Tuesday, March 7, 2017

Bill Gates: The Robot That Takes Your Job Should Pay Taxes

[ed. See also: What's Wrong With Bill Gates' Robot Tax]

Robots are taking human jobs. But Bill Gates believes that governments should tax companies’ use of them, as a way to at least temporarily slow the spread of automation and to fund other types of employment.

It’s a striking position from the world’s richest man and a self-described techno-optimist who co-founded Microsoft, one of the leading players in artificial-intelligence technology.

In a recent interview with Quartz, Gates said that a robot tax could finance jobs taking care of elderly people or working with kids in schools, for which needs are unmet and to which humans are particularly well suited. He argues that governments must oversee such programs rather than relying on businesses, in order to redirect the jobs to help people with lower incomes. The idea is not totally theoretical: EU lawmakers considered a proposal to tax robot owners to pay for training for workers who lose their jobs, though on Feb. 16 the legislators ultimately rejected it.

“You ought to be willing to raise the tax level and even slow down the speed” of automation, Gates argues. That’s because the technology and business cases for replacing humans in a wide range of jobs are arriving simultaneously, and it’s important to be able to manage that displacement. “You cross the threshold of job replacement of certain activities all sort of at once,” Gates says, citing warehouse work and driving as some of the job categories that in the next 20 years will have robots doing them. (...)

Below is a transcript, lightly edited for style and clarity.

Quartz: What do you think of a robot tax?
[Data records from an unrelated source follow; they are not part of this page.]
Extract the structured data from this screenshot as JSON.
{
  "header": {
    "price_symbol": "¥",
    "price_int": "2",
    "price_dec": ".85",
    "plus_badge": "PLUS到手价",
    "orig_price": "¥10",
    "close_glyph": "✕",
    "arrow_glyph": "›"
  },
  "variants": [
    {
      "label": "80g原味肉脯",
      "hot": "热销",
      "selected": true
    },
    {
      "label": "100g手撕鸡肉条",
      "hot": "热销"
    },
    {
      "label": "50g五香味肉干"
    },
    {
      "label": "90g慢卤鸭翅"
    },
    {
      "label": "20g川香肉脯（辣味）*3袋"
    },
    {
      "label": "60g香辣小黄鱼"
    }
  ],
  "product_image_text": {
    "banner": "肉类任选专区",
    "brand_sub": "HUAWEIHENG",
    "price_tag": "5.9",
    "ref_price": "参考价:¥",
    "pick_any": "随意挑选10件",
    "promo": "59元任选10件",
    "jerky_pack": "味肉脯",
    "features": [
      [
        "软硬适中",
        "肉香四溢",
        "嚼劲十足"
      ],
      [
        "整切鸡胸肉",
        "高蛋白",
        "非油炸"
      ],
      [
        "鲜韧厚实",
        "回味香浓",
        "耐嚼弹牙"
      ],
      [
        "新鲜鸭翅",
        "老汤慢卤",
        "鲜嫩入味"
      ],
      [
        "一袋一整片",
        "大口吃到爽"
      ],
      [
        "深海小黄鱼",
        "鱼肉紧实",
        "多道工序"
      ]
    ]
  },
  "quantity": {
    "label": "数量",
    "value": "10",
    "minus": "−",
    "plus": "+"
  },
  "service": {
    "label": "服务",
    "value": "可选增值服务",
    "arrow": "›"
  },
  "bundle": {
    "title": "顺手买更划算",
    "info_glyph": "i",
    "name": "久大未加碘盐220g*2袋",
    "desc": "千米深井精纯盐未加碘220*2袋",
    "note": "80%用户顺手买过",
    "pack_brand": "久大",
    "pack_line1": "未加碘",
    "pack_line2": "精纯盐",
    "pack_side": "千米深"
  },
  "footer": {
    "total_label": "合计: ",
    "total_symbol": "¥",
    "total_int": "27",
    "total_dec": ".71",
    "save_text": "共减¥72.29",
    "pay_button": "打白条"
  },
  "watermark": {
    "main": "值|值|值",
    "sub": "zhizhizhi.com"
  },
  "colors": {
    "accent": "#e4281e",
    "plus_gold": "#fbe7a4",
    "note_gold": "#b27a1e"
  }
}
This is the idea that in order to generate funds for training of workers, in areas such as manufacturing, who are displaced by automation, one concrete thing that governments could do is tax the installation of a robot in a factory, for example.

Bill Gates: Certainly there will be taxes that relate to automation. Right now, the human worker who does, say, $50,000 worth of work in a factory, that income is taxed and you get income tax, social security tax, all those things. If a robot comes in to do the same thing, you’d think that we’d tax the robot at a similar level.

And what the world wants is to take this opportunity to make all the goods and services we have today, and free up labor, let us do a better job of reaching out to the elderly, having smaller class sizes, helping kids with special needs. You know, all of those are things where human empathy and understanding are still very, very unique. And we still deal with an immense shortage of people to help out there.

So if you can take the labor that used to do the thing automation replaces, and financially and training-wise and fulfillment-wise have that person go off and do these other things, then you’re net ahead. But you can’t just give up that income tax, because that’s part of how you’ve been funding that level of human workers.

And so you could introduce a tax on robots…

There are many ways to take that extra productivity and generate more taxes. Exactly how you’d do it, measure it, you know, it’s interesting for people to start talking about now. Some of it can come on the profits that are generated by the labor-saving efficiency there. Some of it can come directly in some type of robot tax. I don’t think the robot companies are going to be outraged that there might be a tax. It’s OK.

Could you figure out a way to do it that didn’t dis-incentivize innovation?

Well, at a time when people are saying that the arrival of that robot is a net loss because of displacement, you ought to be willing to raise the tax level and even slow down the speed of that adoption somewhat to figure out, “OK, what about the communities where this has a particularly big impact? Which transition programs have worked and what type of funding do those require?”

You cross the threshold of job-replacement of certain activities all sort of at once. So, you know, warehouse work, driving, room cleanup, there’s quite a few things that are meaningful job categories that, certainly in the next 20 years, being thoughtful about that extra supply is a net benefit. It’s important to have the policies to go with that.

People should be figuring it out. It is really bad if people overall have more fear about what innovation is going to do than they have enthusiasm. That means they won’t shape it for the positive things it can do.

by Kevin J. Delaney, Quartz |  Read more:
Image: Quartz